‘Teenagers are going to be the ones to beat childhood obesity’

by Annette Ekin Teenagers rarely have a say in the public health policies that concern them, but we can’t halt the childhood obesity problem without working with them, says Professor Knut-Inge Klepp, executive director of the mental and physical health division at the Norwegian Institute of Public Health. He is the project coordinator of CO-CREATE, … Read more

Homemade energy gets boost to go mainstream

Viticulture is a good starting point for community-based energy initiatives, according to researchers, as it is both energy-intensive and vulnerable to climate effects.

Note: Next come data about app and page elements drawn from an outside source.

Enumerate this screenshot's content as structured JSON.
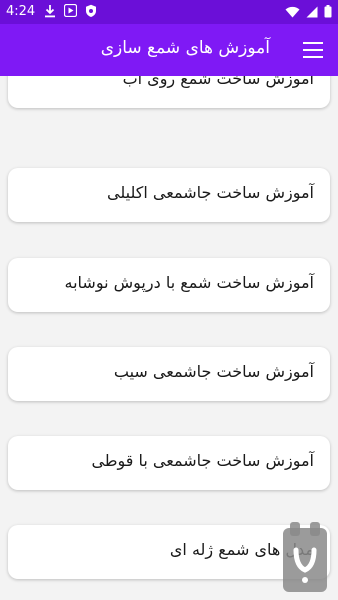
{
  "status": {
    "time": "4:24"
  },
  "app_bar": {
    "title": "آموزش های شمع سازی"
  },
  "items": [
    {
      "label": "آموزش ساخت شمع روی آب"
    },
    {
      "label": "آموزش ساخت جاشمعی اکلیلی"
    },
    {
      "label": "آموزش ساخت شمع با درپوش نوشابه"
    },
    {
      "label": "آموزش ساخت جاشمعی سیب"
    },
    {
      "label": "آموزش ساخت جاشمعی با قوطی"
    },
    {
      "label": "مدل های شمع ژله ای"
    }
  ],
  "colors": {
    "status_bar": "#6b0fd8",
    "app_bar": "#7f19f5",
    "background": "#f3f3f3"
  },
  "icons": [
    "download-icon",
    "play-protect-icon",
    "shield-icon",
    "wifi-icon",
    "signal-icon",
    "battery-icon",
    "menu-icon",
    "bazaar-logo-icon"
  ]
}
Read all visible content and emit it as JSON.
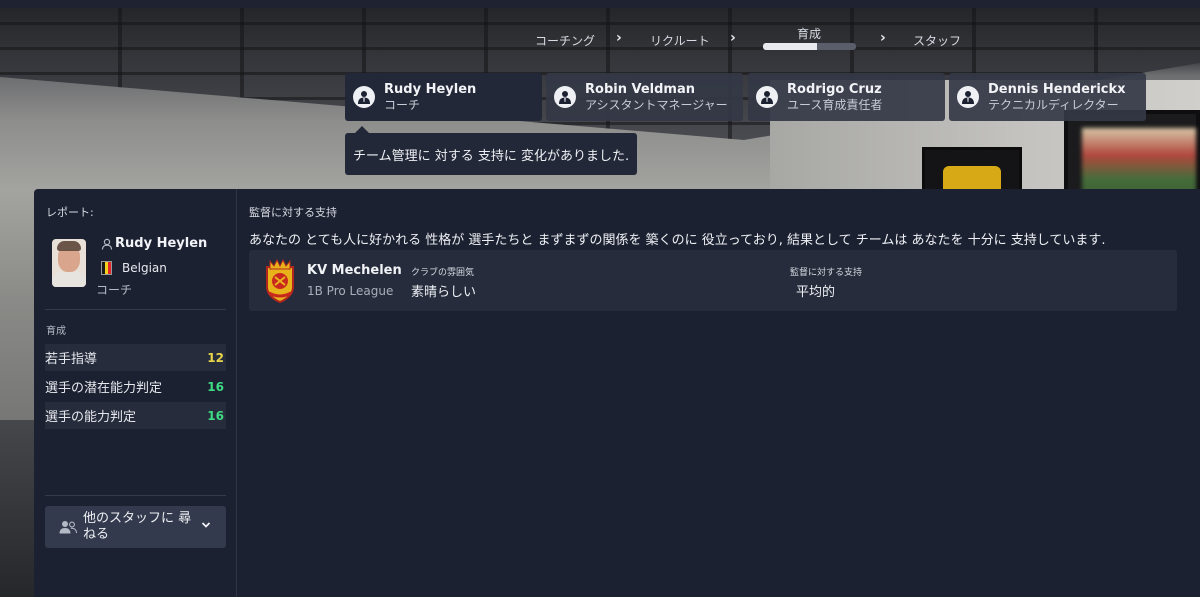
{
  "stepper": {
    "steps": [
      "コーチング",
      "リクルート",
      "育成",
      "スタッフ"
    ],
    "active_step": "育成",
    "progress": 0.58
  },
  "staff_cards": [
    {
      "name": "Rudy Heylen",
      "role": "コーチ",
      "active": true
    },
    {
      "name": "Robin Veldman",
      "role": "アシスタントマネージャー",
      "active": false
    },
    {
      "name": "Rodrigo Cruz",
      "role": "ユース育成責任者",
      "active": false
    },
    {
      "name": "Dennis Henderickx",
      "role": "テクニカルディレクター",
      "active": false
    }
  ],
  "tooltip": "チーム管理に 対する 支持に 変化がありました.",
  "sidebar": {
    "report_label": "レポート:",
    "person": {
      "name": "Rudy Heylen",
      "nationality": "Belgian",
      "role": "コーチ",
      "flag_colors": [
        "#1a1a1a",
        "#f2d21b",
        "#e2262b"
      ]
    },
    "section_title": "育成",
    "attributes": [
      {
        "label": "若手指導",
        "value": "12",
        "color": "#e9d64a"
      },
      {
        "label": "選手の潜在能力判定",
        "value": "16",
        "color": "#3ddc84"
      },
      {
        "label": "選手の能力判定",
        "value": "16",
        "color": "#3ddc84"
      }
    ],
    "ask_button": "他のスタッフに 尋ねる"
  },
  "content": {
    "title": "監督に対する支持",
    "text": "あなたの とても人に好かれる 性格が 選手たちと まずまずの関係を 築くのに 役立っており, 結果として チームは あなたを 十分に 支持しています.",
    "club": {
      "name": "KV Mechelen",
      "league": "1B Pro League",
      "atmosphere_label": "クラブの雰囲気",
      "atmosphere_value": "素晴らしい",
      "support_label": "監督に対する支持",
      "support_value": "平均的"
    }
  },
  "colors": {
    "panel_bg": "#1c2131",
    "row_bg": "#262c3c",
    "card_bg": "#343846"
  }
}
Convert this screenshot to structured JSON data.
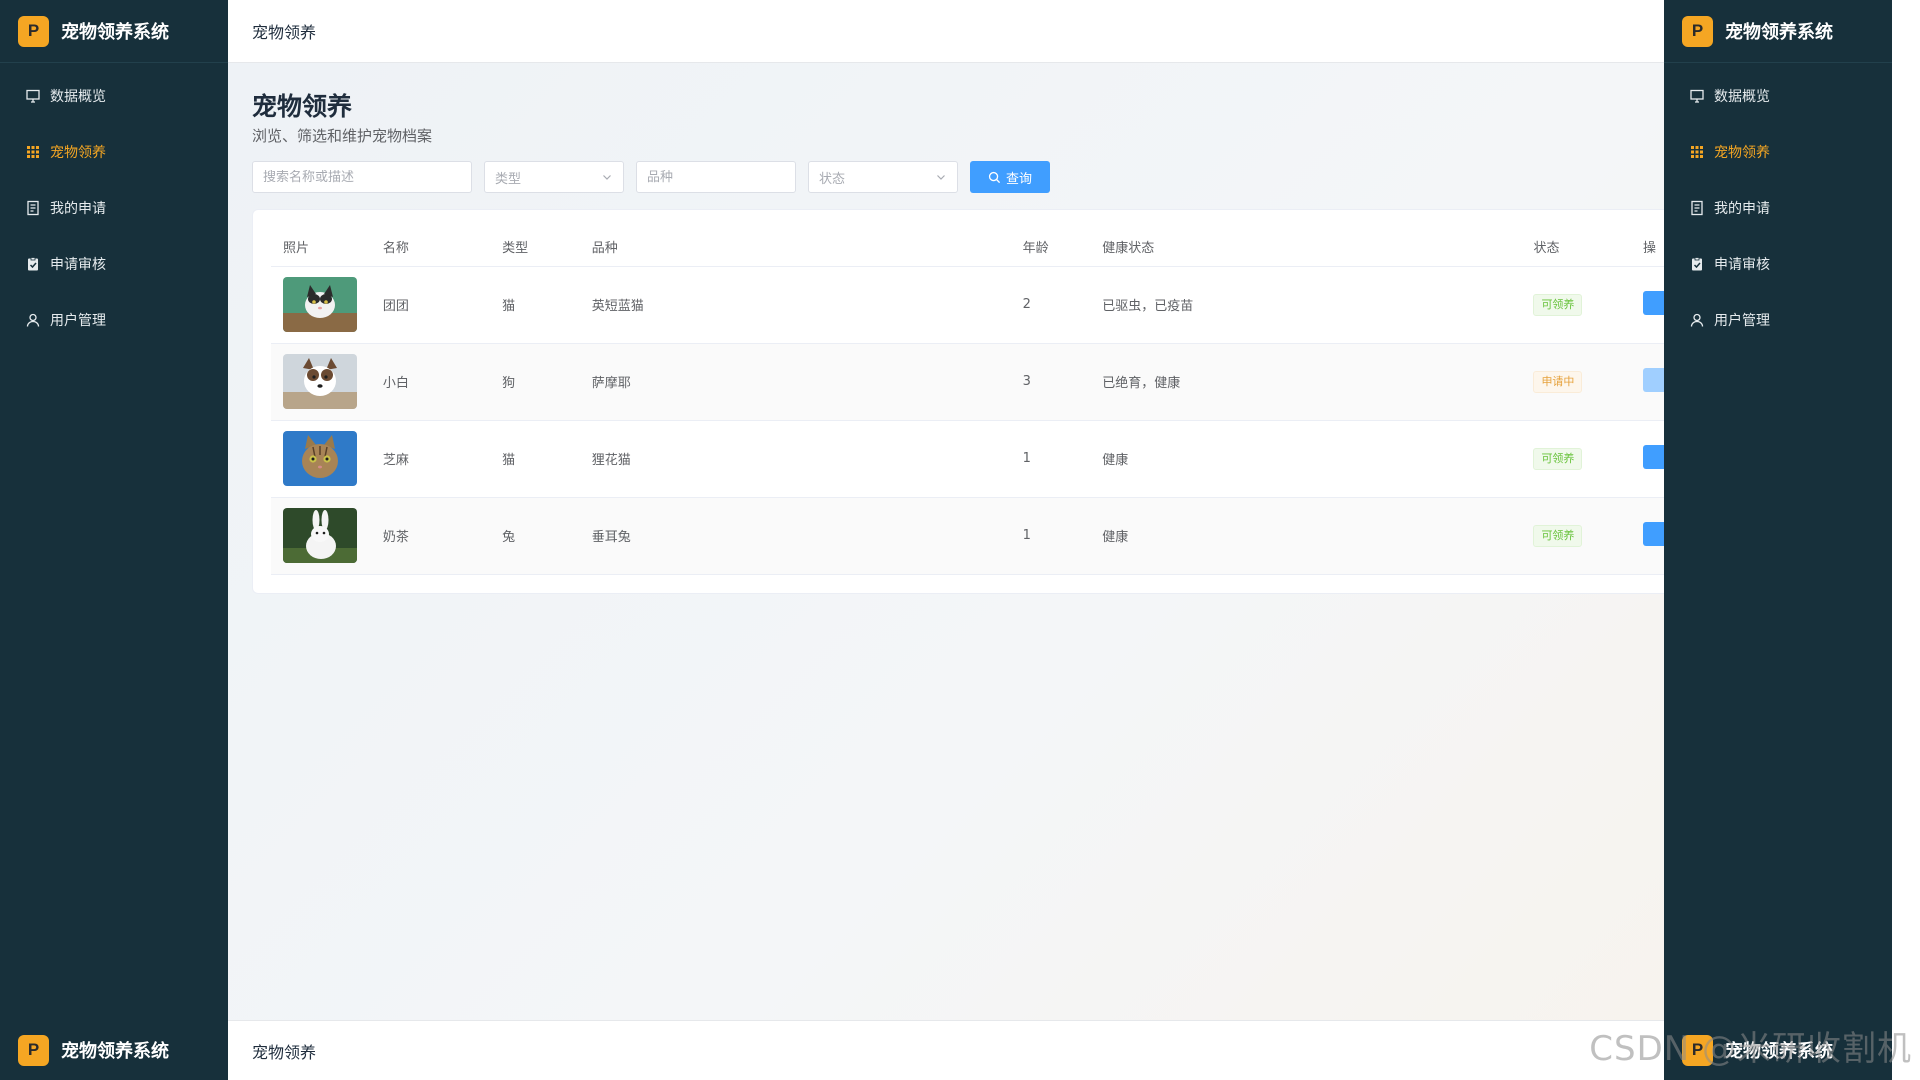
{
  "app": {
    "brand": "宠物领养系统",
    "logo_letter": "P"
  },
  "sidebar": {
    "items": [
      {
        "label": "数据概览",
        "icon": "monitor-icon",
        "active": false
      },
      {
        "label": "宠物领养",
        "icon": "grid-icon",
        "active": true
      },
      {
        "label": "我的申请",
        "icon": "document-icon",
        "active": false
      },
      {
        "label": "申请审核",
        "icon": "clipboard-check-icon",
        "active": false
      },
      {
        "label": "用户管理",
        "icon": "user-icon",
        "active": false
      }
    ]
  },
  "header": {
    "title": "宠物领养"
  },
  "page": {
    "title": "宠物领养",
    "subtitle": "浏览、筛选和维护宠物档案"
  },
  "filters": {
    "search_placeholder": "搜索名称或描述",
    "type_placeholder": "类型",
    "breed_placeholder": "品种",
    "status_placeholder": "状态",
    "query_label": "查询"
  },
  "table": {
    "columns": [
      "照片",
      "名称",
      "类型",
      "品种",
      "年龄",
      "健康状态",
      "状态",
      "操"
    ],
    "rows": [
      {
        "photo": "cat-photo",
        "name": "团团",
        "type": "猫",
        "breed": "英短蓝猫",
        "age": "2",
        "health": "已驱虫，已疫苗",
        "status": "可领养",
        "status_color": "#67c23a"
      },
      {
        "photo": "dog-photo",
        "name": "小白",
        "type": "狗",
        "breed": "萨摩耶",
        "age": "3",
        "health": "已绝育，健康",
        "status": "申请中",
        "status_color": "#e6a23c"
      },
      {
        "photo": "cat-photo",
        "name": "芝麻",
        "type": "猫",
        "breed": "狸花猫",
        "age": "1",
        "health": "健康",
        "status": "可领养",
        "status_color": "#67c23a"
      },
      {
        "photo": "rabbit-photo",
        "name": "奶茶",
        "type": "兔",
        "breed": "垂耳兔",
        "age": "1",
        "health": "健康",
        "status": "可领养",
        "status_color": "#67c23a"
      }
    ]
  },
  "footer": {
    "brand": "宠物领养系统",
    "title": "宠物领养"
  },
  "duplicate_panel": {
    "brand": "宠物领养系统",
    "items": [
      "数据概览",
      "宠物领养",
      "我的申请",
      "申请审核",
      "用户管理"
    ],
    "footer_brand": "宠物领养系统"
  },
  "watermark": "CSDN @米研收割机",
  "colors": {
    "sidebar_bg": "#17303b",
    "accent": "#f5a623",
    "primary": "#409eff"
  }
}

By Gareth Willmer New rules and initiatives to support communities wanting to produce their own renewable energy could help ordinary people play a key role in the European Union’s transition to clean energy. These moves, which include new EU legislation and the rollout of so-called living labs around Europe, look set to bolster people’s growing … Read more

‘We still don’t know enough about the dangers of microplastics’

There is 'large uncertainty' surrounding the risk from microplastics, pieces of plastic less than 5mm wide, says Prof. Bart Koelmans.

by Jonathan O’Callaghan An estimated 5.25 trillion particles of plastic float in Earth’s oceans, threatening not only the health of marine ecosystems and animals, but that of humans in the water we drink and the food we eat. However, research into the extent of the dangers posed by microplastics is still just in its infancy. … Read more

Democracy: ‘Inclusion is the future – not exclusion’

Prof. Merkel says that despite the challenges presented by right-wing populists, democracies in Western Europe remain deeply rooted in strong liberal civil societies. Image credit - Prof. Wolfgang Merkel/ David Ausserhofer

by Annette Ekin The rise of right-wing populism is being fuelled by polarisation in society that we must address without resorting to the claim of moral superiority, or protest voters will become the permanent supporters of these new parties, says Wolfgang Merkel, director of the Democracy and Democratisation research department at the WZB Berlin Social … Read more

Can gut microbes and genes do the job of weight loss surgery?

Scientists have linked post-operative changes in gut bacteria to improvements in metabolic diseases. Image Credit - Sue Sapp (CC BY 2.0)

by Emanuela Barbiroglio Mice that have undergone weight loss surgery experience a change in the composition of their gut bacteria and the functioning of their genes, leading scientists to explore the possibility of mimicking these changes to develop a non-surgical treatment for obesity and liver disease in humans.  Obesity and associated metabolic diseases such as lifestyle-related … Read more